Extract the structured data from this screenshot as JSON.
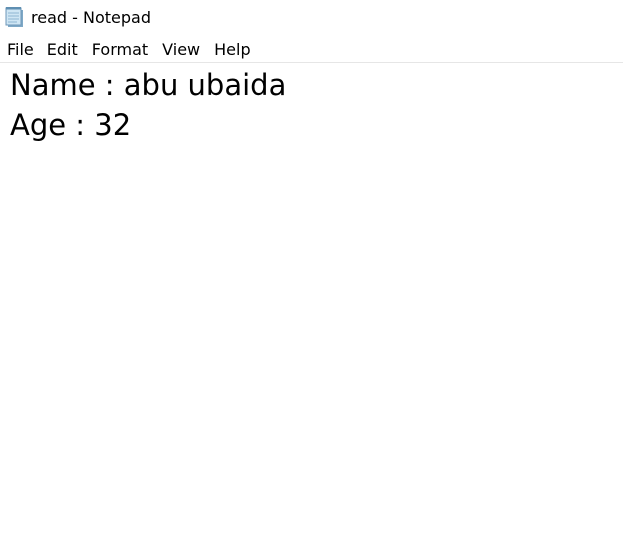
{
  "window": {
    "title": "read - Notepad",
    "icon": "notepad-icon"
  },
  "menu": {
    "items": [
      {
        "label": "File"
      },
      {
        "label": "Edit"
      },
      {
        "label": "Format"
      },
      {
        "label": "View"
      },
      {
        "label": "Help"
      }
    ]
  },
  "editor": {
    "lines": [
      "Name : abu ubaida",
      "Age : 32"
    ]
  },
  "colors": {
    "background": "#ffffff",
    "text": "#000000",
    "divider": "#e6e6e6"
  }
}
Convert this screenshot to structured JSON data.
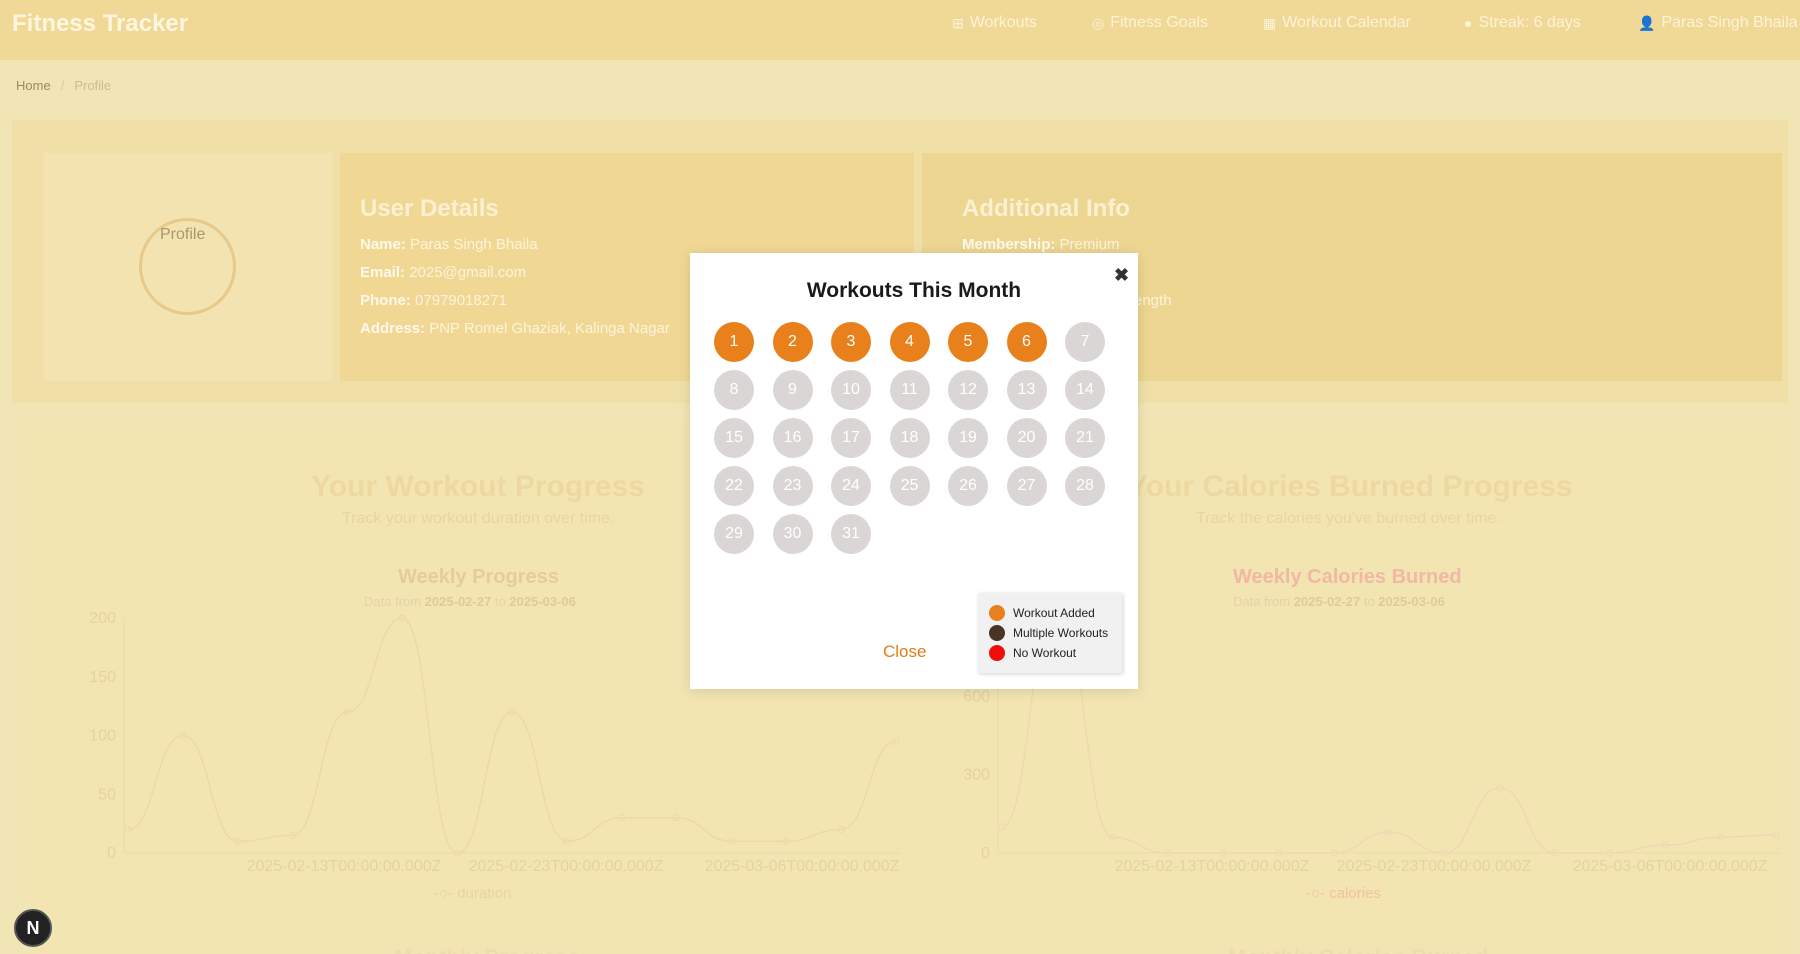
{
  "app": {
    "brand": "Fitness Tracker"
  },
  "nav": {
    "items": [
      {
        "icon": "dumbbell-icon",
        "label": "Workouts"
      },
      {
        "icon": "target-icon",
        "label": "Fitness Goals"
      },
      {
        "icon": "calendar-icon",
        "label": "Workout Calendar"
      },
      {
        "icon": "streak-icon",
        "label": "Streak: 6 days"
      },
      {
        "icon": "user-icon",
        "label": "Paras Singh Bhaila"
      }
    ]
  },
  "breadcrumb": {
    "home": "Home",
    "separator": "/",
    "current": "Profile"
  },
  "profile": {
    "avatar_alt": "Profile"
  },
  "user_details": {
    "title": "User Details",
    "name_label": "Name:",
    "name": "Paras Singh Bhaila",
    "email_label": "Email:",
    "email": "2025@gmail.com",
    "phone_label": "Phone:",
    "phone": "07979018271",
    "address_label": "Address:",
    "address": "PNP Romel Ghaziak, Kalinga Nagar"
  },
  "additional_info": {
    "title": "Additional Info",
    "membership_label": "Membership:",
    "membership": "Premium",
    "partial_text": "ength"
  },
  "workout_progress": {
    "title": "Your Workout Progress",
    "subtitle": "Track your workout duration over time.",
    "chart_title": "Weekly Progress",
    "date_prefix": "Data from",
    "date_from": "2025-02-27",
    "date_to_word": "to",
    "date_to": "2025-03-06",
    "legend": "duration"
  },
  "calories_progress": {
    "title": "Your Calories Burned Progress",
    "subtitle": "Track the calories you've burned over time.",
    "chart_title": "Weekly Calories Burned",
    "date_prefix": "Data from",
    "date_from": "2025-02-27",
    "date_to_word": "to",
    "date_to": "2025-03-06",
    "legend": "calories"
  },
  "bottom": {
    "left_title": "Monthly Progress",
    "right_title": "Monthly Calories Burned"
  },
  "chart_data": [
    {
      "type": "line",
      "title": "Weekly Progress",
      "x_ticks": [
        "2025-02-13T00:00:00.000Z",
        "2025-02-23T00:00:00.000Z",
        "2025-03-06T00:00:00.000Z"
      ],
      "y_ticks": [
        "0",
        "50",
        "100",
        "150",
        "200"
      ],
      "ylim": [
        0,
        200
      ],
      "series": [
        {
          "name": "duration",
          "values": [
            20,
            100,
            10,
            15,
            120,
            200,
            0,
            120,
            10,
            30,
            30,
            10,
            10,
            20,
            95
          ]
        }
      ]
    },
    {
      "type": "line",
      "title": "Weekly Calories Burned",
      "x_ticks": [
        "2025-02-13T00:00:00.000Z",
        "2025-02-23T00:00:00.000Z",
        "2025-03-06T00:00:00.000Z"
      ],
      "y_ticks": [
        "0",
        "300",
        "600"
      ],
      "ylim": [
        0,
        900
      ],
      "series": [
        {
          "name": "calories",
          "values": [
            100,
            950,
            60,
            0,
            0,
            0,
            0,
            80,
            0,
            250,
            0,
            0,
            30,
            60,
            70
          ]
        }
      ]
    }
  ],
  "modal": {
    "title": "Workouts This Month",
    "close_x": "✖",
    "close_label": "Close",
    "days": [
      {
        "n": "1",
        "s": "added"
      },
      {
        "n": "2",
        "s": "added"
      },
      {
        "n": "3",
        "s": "added"
      },
      {
        "n": "4",
        "s": "added"
      },
      {
        "n": "5",
        "s": "added"
      },
      {
        "n": "6",
        "s": "added"
      },
      {
        "n": "7",
        "s": "none"
      },
      {
        "n": "8",
        "s": "none"
      },
      {
        "n": "9",
        "s": "none"
      },
      {
        "n": "10",
        "s": "none"
      },
      {
        "n": "11",
        "s": "none"
      },
      {
        "n": "12",
        "s": "none"
      },
      {
        "n": "13",
        "s": "none"
      },
      {
        "n": "14",
        "s": "none"
      },
      {
        "n": "15",
        "s": "none"
      },
      {
        "n": "16",
        "s": "none"
      },
      {
        "n": "17",
        "s": "none"
      },
      {
        "n": "18",
        "s": "none"
      },
      {
        "n": "19",
        "s": "none"
      },
      {
        "n": "20",
        "s": "none"
      },
      {
        "n": "21",
        "s": "none"
      },
      {
        "n": "22",
        "s": "none"
      },
      {
        "n": "23",
        "s": "none"
      },
      {
        "n": "24",
        "s": "none"
      },
      {
        "n": "25",
        "s": "none"
      },
      {
        "n": "26",
        "s": "none"
      },
      {
        "n": "27",
        "s": "none"
      },
      {
        "n": "28",
        "s": "none"
      },
      {
        "n": "29",
        "s": "none"
      },
      {
        "n": "30",
        "s": "none"
      },
      {
        "n": "31",
        "s": "none"
      }
    ],
    "legend": [
      {
        "label": "Workout Added",
        "color": "#e8801c"
      },
      {
        "label": "Multiple Workouts",
        "color": "#4a3426"
      },
      {
        "label": "No Workout",
        "color": "#f20d0d"
      }
    ]
  },
  "dev": {
    "badge": "N"
  }
}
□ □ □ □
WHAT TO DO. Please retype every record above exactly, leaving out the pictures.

EXERCISE OUTPUT.
Extract the structured data from this screenshot as JSON.
{
  "window": {
    "title": "read - Notepad",
    "icon": "notepad-icon"
  },
  "menu": {
    "items": [
      {
        "label": "File"
      },
      {
        "label": "Edit"
      },
      {
        "label": "Format"
      },
      {
        "label": "View"
      },
      {
        "label": "Help"
      }
    ]
  },
  "editor": {
    "lines": [
      "Name : abu ubaida",
      "Age : 32"
    ]
  },
  "colors": {
    "background": "#ffffff",
    "text": "#000000",
    "divider": "#e6e6e6"
  }
}
Convert this screenshot to structured JSON data.
{
  "app": {
    "brand": "Fitness Tracker"
  },
  "nav": {
    "items": [
      {
        "icon": "dumbbell-icon",
        "label": "Workouts"
      },
      {
        "icon": "target-icon",
        "label": "Fitness Goals"
      },
      {
        "icon": "calendar-icon",
        "label": "Workout Calendar"
      },
      {
        "icon": "streak-icon",
        "label": "Streak: 6 days"
      },
      {
        "icon": "user-icon",
        "label": "Paras Singh Bhaila"
      }
    ]
  },
  "breadcrumb": {
    "home": "Home",
    "separator": "/",
    "current": "Profile"
  },
  "profile": {
    "avatar_alt": "Profile"
  },
  "user_details": {
    "title": "User Details",
    "name_label": "Name:",
    "name": "Paras Singh Bhaila",
    "email_label": "Email:",
    "email": "2025@gmail.com",
    "phone_label": "Phone:",
    "phone": "07979018271",
    "address_label": "Address:",
    "address": "PNP Romel Ghaziak, Kalinga Nagar"
  },
  "additional_info": {
    "title": "Additional Info",
    "membership_label": "Membership:",
    "membership": "Premium",
    "partial_text": "ength"
  },
  "workout_progress": {
    "title": "Your Workout Progress",
    "subtitle": "Track your workout duration over time.",
    "chart_title": "Weekly Progress",
    "date_prefix": "Data from",
    "date_from": "2025-02-27",
    "date_to_word": "to",
    "date_to": "2025-03-06",
    "legend": "duration"
  },
  "calories_progress": {
    "title": "Your Calories Burned Progress",
    "subtitle": "Track the calories you've burned over time.",
    "chart_title": "Weekly Calories Burned",
    "date_prefix": "Data from",
    "date_from": "2025-02-27",
    "date_to_word": "to",
    "date_to": "2025-03-06",
    "legend": "calories"
  },
  "bottom": {
    "left_title": "Monthly Progress",
    "right_title": "Monthly Calories Burned"
  },
  "chart_data": [
    {
      "type": "line",
      "title": "Weekly Progress",
      "x_ticks": [
        "2025-02-13T00:00:00.000Z",
        "2025-02-23T00:00:00.000Z",
        "2025-03-06T00:00:00.000Z"
      ],
      "y_ticks": [
        "0",
        "50",
        "100",
        "150",
        "200"
      ],
      "ylim": [
        0,
        200
      ],
      "series": [
        {
          "name": "duration",
          "values": [
            20,
            100,
            10,
            15,
            120,
            200,
            0,
            120,
            10,
            30,
            30,
            10,
            10,
            20,
            95
          ]
        }
      ]
    },
    {
      "type": "line",
      "title": "Weekly Calories Burned",
      "x_ticks": [
        "2025-02-13T00:00:00.000Z",
        "2025-02-23T00:00:00.000Z",
        "2025-03-06T00:00:00.000Z"
      ],
      "y_ticks": [
        "0",
        "300",
        "600"
      ],
      "ylim": [
        0,
        900
      ],
      "series": [
        {
          "name": "calories",
          "values": [
            100,
            950,
            60,
            0,
            0,
            0,
            0,
            80,
            0,
            250,
            0,
            0,
            30,
            60,
            70
          ]
        }
      ]
    }
  ],
  "modal": {
    "title": "Workouts This Month",
    "close_x": "✖",
    "close_label": "Close",
    "days": [
      {
        "n": "1",
        "s": "added"
      },
      {
        "n": "2",
        "s": "added"
      },
      {
        "n": "3",
        "s": "added"
      },
      {
        "n": "4",
        "s": "added"
      },
      {
        "n": "5",
        "s": "added"
      },
      {
        "n": "6",
        "s": "added"
      },
      {
        "n": "7",
        "s": "none"
      },
      {
        "n": "8",
        "s": "none"
      },
      {
        "n": "9",
        "s": "none"
      },
      {
        "n": "10",
        "s": "none"
      },
      {
        "n": "11",
        "s": "none"
      },
      {
        "n": "12",
        "s": "none"
      },
      {
        "n": "13",
        "s": "none"
      },
      {
        "n": "14",
        "s": "none"
      },
      {
        "n": "15",
        "s": "none"
      },
      {
        "n": "16",
        "s": "none"
      },
      {
        "n": "17",
        "s": "none"
      },
      {
        "n": "18",
        "s": "none"
      },
      {
        "n": "19",
        "s": "none"
      },
      {
        "n": "20",
        "s": "none"
      },
      {
        "n": "21",
        "s": "none"
      },
      {
        "n": "22",
        "s": "none"
      },
      {
        "n": "23",
        "s": "none"
      },
      {
        "n": "24",
        "s": "none"
      },
      {
        "n": "25",
        "s": "none"
      },
      {
        "n": "26",
        "s": "none"
      },
      {
        "n": "27",
        "s": "none"
      },
      {
        "n": "28",
        "s": "none"
      },
      {
        "n": "29",
        "s": "none"
      },
      {
        "n": "30",
        "s": "none"
      },
      {
        "n": "31",
        "s": "none"
      }
    ],
    "legend": [
      {
        "label": "Workout Added",
        "color": "#e8801c"
      },
      {
        "label": "Multiple Workouts",
        "color": "#4a3426"
      },
      {
        "label": "No Workout",
        "color": "#f20d0d"
      }
    ]
  },
  "dev": {
    "badge": "N"
  }
}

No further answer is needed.